## What to do
Reproduce the records below word for word.

(Excerpts from an interface dataset)
★ ★ ★ ★ ★ ★ ★

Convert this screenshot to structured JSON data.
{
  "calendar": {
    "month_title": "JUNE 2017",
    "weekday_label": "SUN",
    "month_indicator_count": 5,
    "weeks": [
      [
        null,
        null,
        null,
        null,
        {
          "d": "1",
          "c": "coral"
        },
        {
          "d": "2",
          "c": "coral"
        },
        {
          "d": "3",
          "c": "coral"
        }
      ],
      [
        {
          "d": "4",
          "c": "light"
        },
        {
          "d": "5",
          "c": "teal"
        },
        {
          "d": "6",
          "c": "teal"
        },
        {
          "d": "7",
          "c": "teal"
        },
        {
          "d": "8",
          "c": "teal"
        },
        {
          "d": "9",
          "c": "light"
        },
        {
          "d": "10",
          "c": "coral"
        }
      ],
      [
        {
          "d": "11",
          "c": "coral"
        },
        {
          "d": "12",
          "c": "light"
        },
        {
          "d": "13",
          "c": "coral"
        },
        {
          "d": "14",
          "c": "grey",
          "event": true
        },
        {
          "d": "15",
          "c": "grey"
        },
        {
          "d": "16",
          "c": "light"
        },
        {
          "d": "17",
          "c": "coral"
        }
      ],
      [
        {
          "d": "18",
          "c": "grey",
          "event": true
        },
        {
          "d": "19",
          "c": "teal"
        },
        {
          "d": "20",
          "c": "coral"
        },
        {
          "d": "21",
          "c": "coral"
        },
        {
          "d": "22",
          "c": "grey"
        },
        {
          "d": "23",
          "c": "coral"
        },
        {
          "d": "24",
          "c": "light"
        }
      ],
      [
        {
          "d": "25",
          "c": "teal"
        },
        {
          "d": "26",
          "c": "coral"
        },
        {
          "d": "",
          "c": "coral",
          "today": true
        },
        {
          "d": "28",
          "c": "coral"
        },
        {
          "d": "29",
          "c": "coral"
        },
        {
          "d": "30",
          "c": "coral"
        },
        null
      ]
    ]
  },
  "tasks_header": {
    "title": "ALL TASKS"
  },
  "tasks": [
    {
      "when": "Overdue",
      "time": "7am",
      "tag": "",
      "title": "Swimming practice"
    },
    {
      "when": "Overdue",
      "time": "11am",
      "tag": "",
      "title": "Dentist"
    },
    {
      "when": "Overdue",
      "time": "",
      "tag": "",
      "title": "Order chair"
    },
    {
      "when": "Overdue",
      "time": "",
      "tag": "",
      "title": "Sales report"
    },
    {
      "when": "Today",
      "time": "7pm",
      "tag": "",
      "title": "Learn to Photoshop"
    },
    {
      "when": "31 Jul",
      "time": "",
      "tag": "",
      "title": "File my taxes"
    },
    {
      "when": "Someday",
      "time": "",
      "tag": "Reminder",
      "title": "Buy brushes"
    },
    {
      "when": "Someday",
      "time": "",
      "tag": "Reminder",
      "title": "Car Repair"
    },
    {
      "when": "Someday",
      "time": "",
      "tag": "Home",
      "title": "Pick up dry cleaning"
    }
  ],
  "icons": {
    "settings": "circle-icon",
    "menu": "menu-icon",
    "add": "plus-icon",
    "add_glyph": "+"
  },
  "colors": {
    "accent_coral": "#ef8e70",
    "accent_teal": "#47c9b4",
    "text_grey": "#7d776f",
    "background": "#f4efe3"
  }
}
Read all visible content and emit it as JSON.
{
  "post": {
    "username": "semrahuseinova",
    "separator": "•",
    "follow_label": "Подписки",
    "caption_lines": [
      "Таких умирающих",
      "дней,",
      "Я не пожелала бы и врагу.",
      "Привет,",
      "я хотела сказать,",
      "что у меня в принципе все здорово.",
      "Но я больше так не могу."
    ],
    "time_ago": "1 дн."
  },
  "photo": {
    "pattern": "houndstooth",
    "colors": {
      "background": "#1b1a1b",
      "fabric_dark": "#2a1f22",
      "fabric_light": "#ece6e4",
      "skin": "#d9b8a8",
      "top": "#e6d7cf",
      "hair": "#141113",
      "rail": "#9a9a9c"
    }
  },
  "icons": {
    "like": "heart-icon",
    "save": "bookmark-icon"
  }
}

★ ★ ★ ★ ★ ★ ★

## Result of this exercise
Convert this screenshot to structured JSON data.
{
  "calendar": {
    "month_title": "JUNE 2017",
    "weekday_label": "SUN",
    "month_indicator_count": 5,
    "weeks": [
      [
        null,
        null,
        null,
        null,
        {
          "d": "1",
          "c": "coral"
        },
        {
          "d": "2",
          "c": "coral"
        },
        {
          "d": "3",
          "c": "coral"
        }
      ],
      [
        {
          "d": "4",
          "c": "light"
        },
        {
          "d": "5",
          "c": "teal"
        },
        {
          "d": "6",
          "c": "teal"
        },
        {
          "d": "7",
          "c": "teal"
        },
        {
          "d": "8",
          "c": "teal"
        },
        {
          "d": "9",
          "c": "light"
        },
        {
          "d": "10",
          "c": "coral"
        }
      ],
      [
        {
          "d": "11",
          "c": "coral"
        },
        {
          "d": "12",
          "c": "light"
        },
        {
          "d": "13",
          "c": "coral"
        },
        {
          "d": "14",
          "c": "grey",
          "event": true
        },
        {
          "d": "15",
          "c": "grey"
        },
        {
          "d": "16",
          "c": "light"
        },
        {
          "d": "17",
          "c": "coral"
        }
      ],
      [
        {
          "d": "18",
          "c": "grey",
          "event": true
        },
        {
          "d": "19",
          "c": "teal"
        },
        {
          "d": "20",
          "c": "coral"
        },
        {
          "d": "21",
          "c": "coral"
        },
        {
          "d": "22",
          "c": "grey"
        },
        {
          "d": "23",
          "c": "coral"
        },
        {
          "d": "24",
          "c": "light"
        }
      ],
      [
        {
          "d": "25",
          "c": "teal"
        },
        {
          "d": "26",
          "c": "coral"
        },
        {
          "d": "",
          "c": "coral",
          "today": true
        },
        {
          "d": "28",
          "c": "coral"
        },
        {
          "d": "29",
          "c": "coral"
        },
        {
          "d": "30",
          "c": "coral"
        },
        null
      ]
    ]
  },
  "tasks_header": {
    "title": "ALL TASKS"
  },
  "tasks": [
    {
      "when": "Overdue",
      "time": "7am",
      "tag": "",
      "title": "Swimming practice"
    },
    {
      "when": "Overdue",
      "time": "11am",
      "tag": "",
      "title": "Dentist"
    },
    {
      "when": "Overdue",
      "time": "",
      "tag": "",
      "title": "Order chair"
    },
    {
      "when": "Overdue",
      "time": "",
      "tag": "",
      "title": "Sales report"
    },
    {
      "when": "Today",
      "time": "7pm",
      "tag": "",
      "title": "Learn to Photoshop"
    },
    {
      "when": "31 Jul",
      "time": "",
      "tag": "",
      "title": "File my taxes"
    },
    {
      "when": "Someday",
      "time": "",
      "tag": "Reminder",
      "title": "Buy brushes"
    },
    {
      "when": "Someday",
      "time": "",
      "tag": "Reminder",
      "title": "Car Repair"
    },
    {
      "when": "Someday",
      "time": "",
      "tag": "Home",
      "title": "Pick up dry cleaning"
    }
  ],
  "icons": {
    "settings": "circle-icon",
    "menu": "menu-icon",
    "add": "plus-icon",
    "add_glyph": "+"
  },
  "colors": {
    "accent_coral": "#ef8e70",
    "accent_teal": "#47c9b4",
    "text_grey": "#7d776f",
    "background": "#f4efe3"
  }
}
Read all visible content and emit it as JSON.
{
  "post": {
    "username": "semrahuseinova",
    "separator": "•",
    "follow_label": "Подписки",
    "caption_lines": [
      "Таких умирающих",
      "дней,",
      "Я не пожелала бы и врагу.",
      "Привет,",
      "я хотела сказать,",
      "что у меня в принципе все здорово.",
      "Но я больше так не могу."
    ],
    "time_ago": "1 дн."
  },
  "photo": {
    "pattern": "houndstooth",
    "colors": {
      "background": "#1b1a1b",
      "fabric_dark": "#2a1f22",
      "fabric_light": "#ece6e4",
      "skin": "#d9b8a8",
      "top": "#e6d7cf",
      "hair": "#141113",
      "rail": "#9a9a9c"
    }
  },
  "icons": {
    "like": "heart-icon",
    "save": "bookmark-icon"
  }
}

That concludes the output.